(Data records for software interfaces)
▬▬▬▬▬▬▬▬▬▬

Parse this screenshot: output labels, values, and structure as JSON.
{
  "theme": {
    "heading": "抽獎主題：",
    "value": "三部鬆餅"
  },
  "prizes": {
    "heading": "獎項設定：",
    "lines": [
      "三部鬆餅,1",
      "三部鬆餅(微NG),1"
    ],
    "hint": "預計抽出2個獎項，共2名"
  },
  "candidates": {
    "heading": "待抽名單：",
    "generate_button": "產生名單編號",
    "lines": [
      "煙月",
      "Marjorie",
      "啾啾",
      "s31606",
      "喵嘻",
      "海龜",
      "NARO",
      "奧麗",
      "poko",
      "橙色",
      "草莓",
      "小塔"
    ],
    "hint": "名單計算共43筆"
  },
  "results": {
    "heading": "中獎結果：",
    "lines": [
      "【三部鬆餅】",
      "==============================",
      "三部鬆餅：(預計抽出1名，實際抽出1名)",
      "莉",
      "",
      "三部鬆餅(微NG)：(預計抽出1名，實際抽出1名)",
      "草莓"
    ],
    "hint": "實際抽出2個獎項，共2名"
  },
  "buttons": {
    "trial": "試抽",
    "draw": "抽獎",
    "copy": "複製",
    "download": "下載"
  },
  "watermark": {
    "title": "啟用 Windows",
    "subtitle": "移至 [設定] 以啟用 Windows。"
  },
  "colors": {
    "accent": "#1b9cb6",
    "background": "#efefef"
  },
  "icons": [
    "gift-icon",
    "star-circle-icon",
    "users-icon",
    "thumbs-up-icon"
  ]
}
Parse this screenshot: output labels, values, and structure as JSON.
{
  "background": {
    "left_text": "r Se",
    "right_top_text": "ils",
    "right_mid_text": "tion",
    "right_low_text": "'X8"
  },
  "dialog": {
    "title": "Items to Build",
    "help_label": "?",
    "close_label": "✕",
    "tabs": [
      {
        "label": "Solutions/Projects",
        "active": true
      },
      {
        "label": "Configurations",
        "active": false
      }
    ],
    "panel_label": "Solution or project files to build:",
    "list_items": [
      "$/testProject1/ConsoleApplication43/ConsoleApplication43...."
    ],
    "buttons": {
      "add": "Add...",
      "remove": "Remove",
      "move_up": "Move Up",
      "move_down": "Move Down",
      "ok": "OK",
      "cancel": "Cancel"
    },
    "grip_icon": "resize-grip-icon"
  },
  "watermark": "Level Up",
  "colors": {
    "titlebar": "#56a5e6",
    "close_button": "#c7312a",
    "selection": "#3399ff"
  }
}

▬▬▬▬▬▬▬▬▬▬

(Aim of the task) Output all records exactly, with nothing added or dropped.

(Response below)
Parse this screenshot: output labels, values, and structure as JSON.
{
  "theme": {
    "heading": "抽獎主題：",
    "value": "三部鬆餅"
  },
  "prizes": {
    "heading": "獎項設定：",
    "lines": [
      "三部鬆餅,1",
      "三部鬆餅(微NG),1"
    ],
    "hint": "預計抽出2個獎項，共2名"
  },
  "candidates": {
    "heading": "待抽名單：",
    "generate_button": "產生名單編號",
    "lines": [
      "煙月",
      "Marjorie",
      "啾啾",
      "s31606",
      "喵嘻",
      "海龜",
      "NARO",
      "奧麗",
      "poko",
      "橙色",
      "草莓",
      "小塔"
    ],
    "hint": "名單計算共43筆"
  },
  "results": {
    "heading": "中獎結果：",
    "lines": [
      "【三部鬆餅】",
      "==============================",
      "三部鬆餅：(預計抽出1名，實際抽出1名)",
      "莉",
      "",
      "三部鬆餅(微NG)：(預計抽出1名，實際抽出1名)",
      "草莓"
    ],
    "hint": "實際抽出2個獎項，共2名"
  },
  "buttons": {
    "trial": "試抽",
    "draw": "抽獎",
    "copy": "複製",
    "download": "下載"
  },
  "watermark": {
    "title": "啟用 Windows",
    "subtitle": "移至 [設定] 以啟用 Windows。"
  },
  "colors": {
    "accent": "#1b9cb6",
    "background": "#efefef"
  },
  "icons": [
    "gift-icon",
    "star-circle-icon",
    "users-icon",
    "thumbs-up-icon"
  ]
}
Parse this screenshot: output labels, values, and structure as JSON.
{
  "background": {
    "left_text": "r Se",
    "right_top_text": "ils",
    "right_mid_text": "tion",
    "right_low_text": "'X8"
  },
  "dialog": {
    "title": "Items to Build",
    "help_label": "?",
    "close_label": "✕",
    "tabs": [
      {
        "label": "Solutions/Projects",
        "active": true
      },
      {
        "label": "Configurations",
        "active": false
      }
    ],
    "panel_label": "Solution or project files to build:",
    "list_items": [
      "$/testProject1/ConsoleApplication43/ConsoleApplication43...."
    ],
    "buttons": {
      "add": "Add...",
      "remove": "Remove",
      "move_up": "Move Up",
      "move_down": "Move Down",
      "ok": "OK",
      "cancel": "Cancel"
    },
    "grip_icon": "resize-grip-icon"
  },
  "watermark": "Level Up",
  "colors": {
    "titlebar": "#56a5e6",
    "close_button": "#c7312a",
    "selection": "#3399ff"
  }
}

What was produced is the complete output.